Exercise: Scan the records for "icon". Show the matching lines.

Extracted data:
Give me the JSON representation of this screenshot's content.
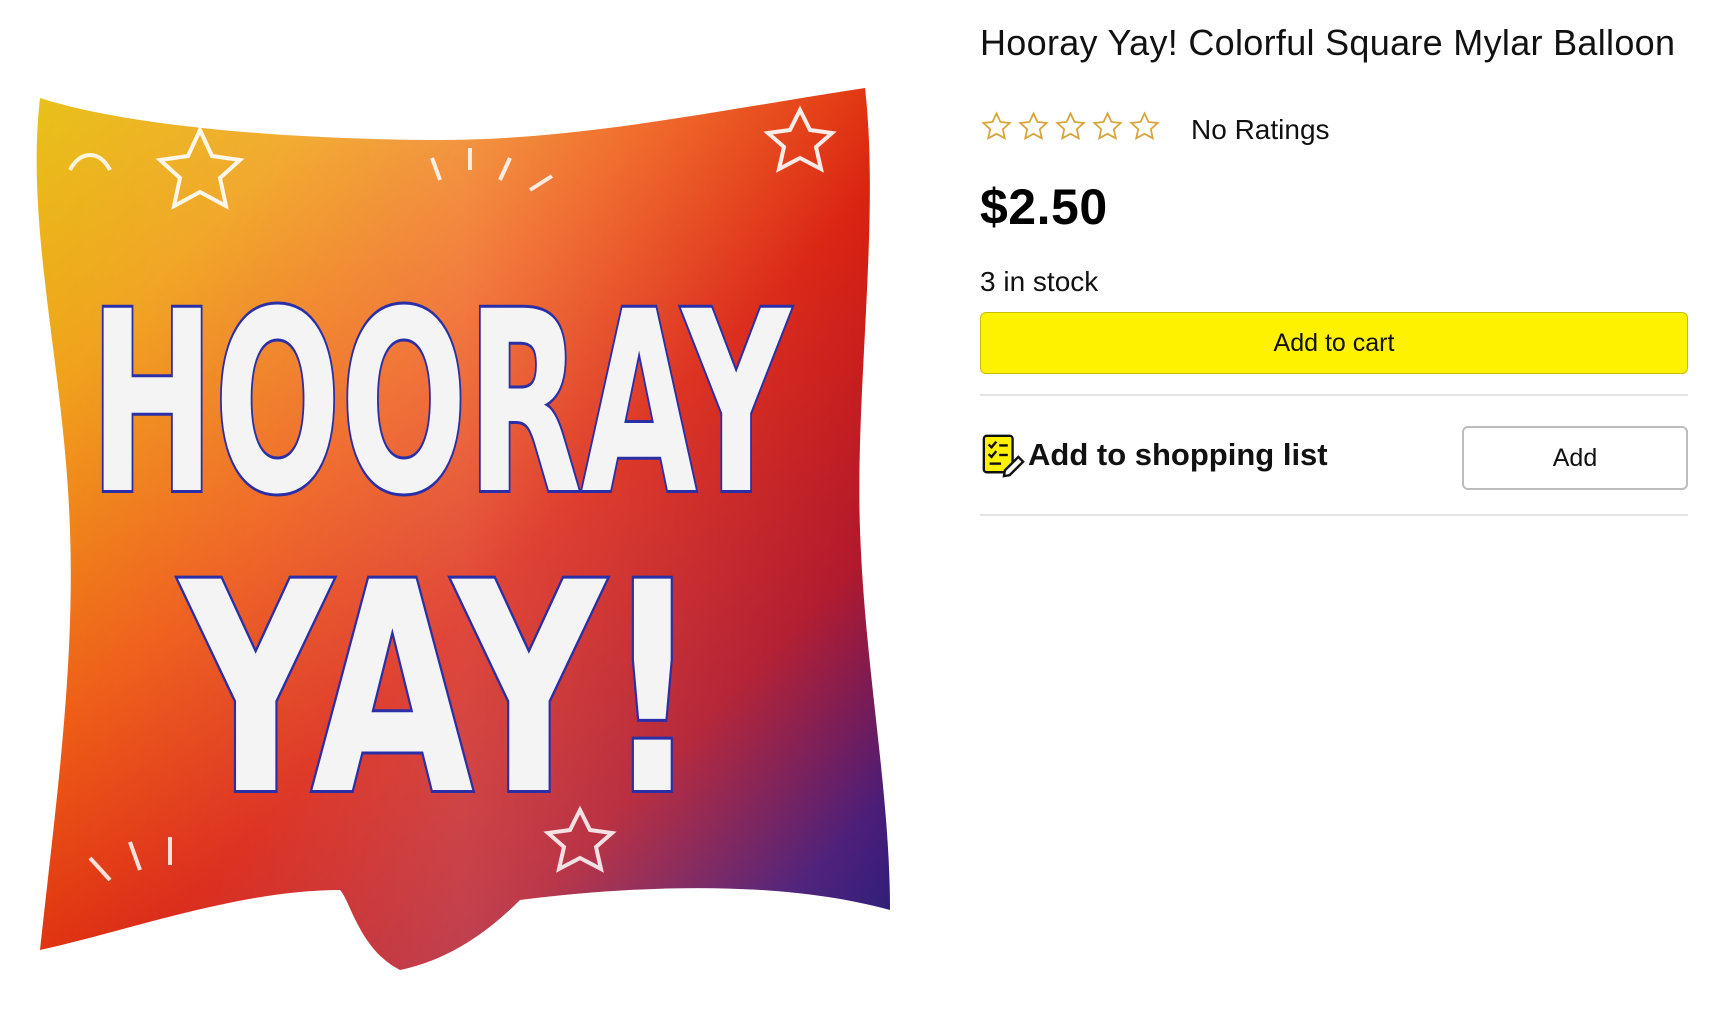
{
  "product": {
    "title": "Hooray Yay! Colorful Square Mylar Balloon",
    "rating_label": "No Ratings",
    "rating_value": 0,
    "rating_max": 5,
    "price": "$2.50",
    "stock": "3 in stock",
    "add_to_cart_label": "Add to cart",
    "image_text_line1": "HOORAY",
    "image_text_line2": "YAY!"
  },
  "shopping_list": {
    "label": "Add to shopping list",
    "button_label": "Add",
    "icon": "shopping-list-icon"
  },
  "colors": {
    "cart_button": "#fff200",
    "star_outline": "#d9a53a",
    "divider": "#e3e3e3"
  }
}
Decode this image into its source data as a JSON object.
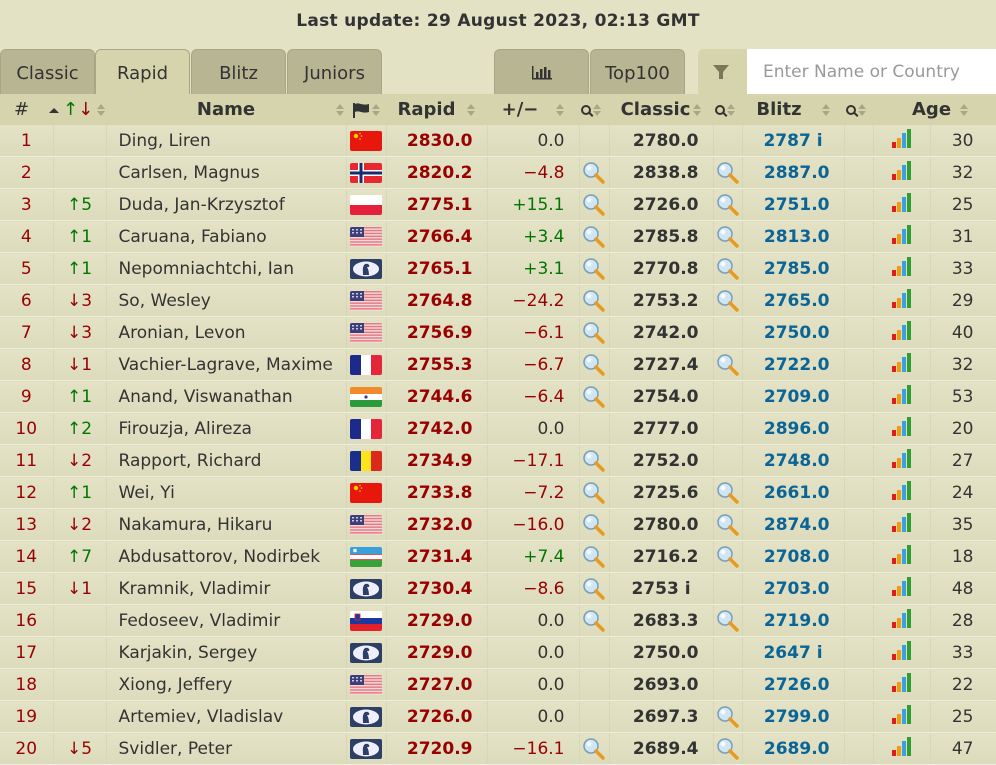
{
  "header": {
    "last_update": "Last update: 29 August 2023, 02:13 GMT"
  },
  "tabs": [
    {
      "label": "Classic",
      "active": false
    },
    {
      "label": "Rapid",
      "active": true
    },
    {
      "label": "Blitz",
      "active": false
    },
    {
      "label": "Juniors",
      "active": false
    }
  ],
  "toolbar": {
    "chart_icon": "bar-chart-icon",
    "top100_label": "Top100",
    "filter_icon": "filter-funnel-icon"
  },
  "search": {
    "placeholder": "Enter Name or Country",
    "value": ""
  },
  "columns": {
    "rank": "#",
    "change": "↑↓",
    "name": "Name",
    "flag_icon": "flag-icon",
    "rapid": "Rapid",
    "diff": "+/−",
    "classic": "Classic",
    "blitz": "Blitz",
    "age": "Age"
  },
  "colors": {
    "rank_red": "#990000",
    "up_green": "#007700",
    "blitz_blue": "#0a6496",
    "header_bg": "#d6d4ad",
    "row_bg": "#e3e2c5"
  },
  "rows": [
    {
      "rank": "1",
      "change": "",
      "dir": "",
      "name": "Ding, Liren",
      "country": "CHN",
      "rapid": "2830.0",
      "diff": "0.0",
      "classic_mag": false,
      "classic": "2780.0",
      "blitz_mag": false,
      "blitz": "2787 i",
      "age": "30"
    },
    {
      "rank": "2",
      "change": "",
      "dir": "",
      "name": "Carlsen, Magnus",
      "country": "NOR",
      "rapid": "2820.2",
      "diff": "−4.8",
      "classic_mag": true,
      "classic": "2838.8",
      "blitz_mag": true,
      "blitz": "2887.0",
      "age": "32"
    },
    {
      "rank": "3",
      "change": "↑5",
      "dir": "up",
      "name": "Duda, Jan-Krzysztof",
      "country": "POL",
      "rapid": "2775.1",
      "diff": "+15.1",
      "classic_mag": true,
      "classic": "2726.0",
      "blitz_mag": true,
      "blitz": "2751.0",
      "age": "25"
    },
    {
      "rank": "4",
      "change": "↑1",
      "dir": "up",
      "name": "Caruana, Fabiano",
      "country": "USA",
      "rapid": "2766.4",
      "diff": "+3.4",
      "classic_mag": true,
      "classic": "2785.8",
      "blitz_mag": true,
      "blitz": "2813.0",
      "age": "31"
    },
    {
      "rank": "5",
      "change": "↑1",
      "dir": "up",
      "name": "Nepomniachtchi, Ian",
      "country": "FID",
      "rapid": "2765.1",
      "diff": "+3.1",
      "classic_mag": true,
      "classic": "2770.8",
      "blitz_mag": true,
      "blitz": "2785.0",
      "age": "33"
    },
    {
      "rank": "6",
      "change": "↓3",
      "dir": "down",
      "name": "So, Wesley",
      "country": "USA",
      "rapid": "2764.8",
      "diff": "−24.2",
      "classic_mag": true,
      "classic": "2753.2",
      "blitz_mag": true,
      "blitz": "2765.0",
      "age": "29"
    },
    {
      "rank": "7",
      "change": "↓3",
      "dir": "down",
      "name": "Aronian, Levon",
      "country": "USA",
      "rapid": "2756.9",
      "diff": "−6.1",
      "classic_mag": true,
      "classic": "2742.0",
      "blitz_mag": false,
      "blitz": "2750.0",
      "age": "40"
    },
    {
      "rank": "8",
      "change": "↓1",
      "dir": "down",
      "name": "Vachier-Lagrave, Maxime",
      "country": "FRA",
      "rapid": "2755.3",
      "diff": "−6.7",
      "classic_mag": true,
      "classic": "2727.4",
      "blitz_mag": true,
      "blitz": "2722.0",
      "age": "32"
    },
    {
      "rank": "9",
      "change": "↑1",
      "dir": "up",
      "name": "Anand, Viswanathan",
      "country": "IND",
      "rapid": "2744.6",
      "diff": "−6.4",
      "classic_mag": true,
      "classic": "2754.0",
      "blitz_mag": false,
      "blitz": "2709.0",
      "age": "53"
    },
    {
      "rank": "10",
      "change": "↑2",
      "dir": "up",
      "name": "Firouzja, Alireza",
      "country": "FRA",
      "rapid": "2742.0",
      "diff": "0.0",
      "classic_mag": false,
      "classic": "2777.0",
      "blitz_mag": false,
      "blitz": "2896.0",
      "age": "20"
    },
    {
      "rank": "11",
      "change": "↓2",
      "dir": "down",
      "name": "Rapport, Richard",
      "country": "ROU",
      "rapid": "2734.9",
      "diff": "−17.1",
      "classic_mag": true,
      "classic": "2752.0",
      "blitz_mag": false,
      "blitz": "2748.0",
      "age": "27"
    },
    {
      "rank": "12",
      "change": "↑1",
      "dir": "up",
      "name": "Wei, Yi",
      "country": "CHN",
      "rapid": "2733.8",
      "diff": "−7.2",
      "classic_mag": true,
      "classic": "2725.6",
      "blitz_mag": true,
      "blitz": "2661.0",
      "age": "24"
    },
    {
      "rank": "13",
      "change": "↓2",
      "dir": "down",
      "name": "Nakamura, Hikaru",
      "country": "USA",
      "rapid": "2732.0",
      "diff": "−16.0",
      "classic_mag": true,
      "classic": "2780.0",
      "blitz_mag": true,
      "blitz": "2874.0",
      "age": "35"
    },
    {
      "rank": "14",
      "change": "↑7",
      "dir": "up",
      "name": "Abdusattorov, Nodirbek",
      "country": "UZB",
      "rapid": "2731.4",
      "diff": "+7.4",
      "classic_mag": true,
      "classic": "2716.2",
      "blitz_mag": true,
      "blitz": "2708.0",
      "age": "18"
    },
    {
      "rank": "15",
      "change": "↓1",
      "dir": "down",
      "name": "Kramnik, Vladimir",
      "country": "FID",
      "rapid": "2730.4",
      "diff": "−8.6",
      "classic_mag": true,
      "classic": "2753 i",
      "blitz_mag": false,
      "blitz": "2703.0",
      "age": "48"
    },
    {
      "rank": "16",
      "change": "",
      "dir": "",
      "name": "Fedoseev, Vladimir",
      "country": "SLO",
      "rapid": "2729.0",
      "diff": "0.0",
      "classic_mag": true,
      "classic": "2683.3",
      "blitz_mag": true,
      "blitz": "2719.0",
      "age": "28"
    },
    {
      "rank": "17",
      "change": "",
      "dir": "",
      "name": "Karjakin, Sergey",
      "country": "FID",
      "rapid": "2729.0",
      "diff": "0.0",
      "classic_mag": false,
      "classic": "2750.0",
      "blitz_mag": false,
      "blitz": "2647 i",
      "age": "33"
    },
    {
      "rank": "18",
      "change": "",
      "dir": "",
      "name": "Xiong, Jeffery",
      "country": "USA",
      "rapid": "2727.0",
      "diff": "0.0",
      "classic_mag": false,
      "classic": "2693.0",
      "blitz_mag": false,
      "blitz": "2726.0",
      "age": "22"
    },
    {
      "rank": "19",
      "change": "",
      "dir": "",
      "name": "Artemiev, Vladislav",
      "country": "FID",
      "rapid": "2726.0",
      "diff": "0.0",
      "classic_mag": false,
      "classic": "2697.3",
      "blitz_mag": true,
      "blitz": "2799.0",
      "age": "25"
    },
    {
      "rank": "20",
      "change": "↓5",
      "dir": "down",
      "name": "Svidler, Peter",
      "country": "FID",
      "rapid": "2720.9",
      "diff": "−16.1",
      "classic_mag": true,
      "classic": "2689.4",
      "blitz_mag": true,
      "blitz": "2689.0",
      "age": "47"
    }
  ]
}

Result of the task:
    "icon": "shopping-list-icon"
    "chart_icon": "bar-chart-icon",
    "filter_icon": "filter-funnel-icon"
    "flag_icon": "flag-icon",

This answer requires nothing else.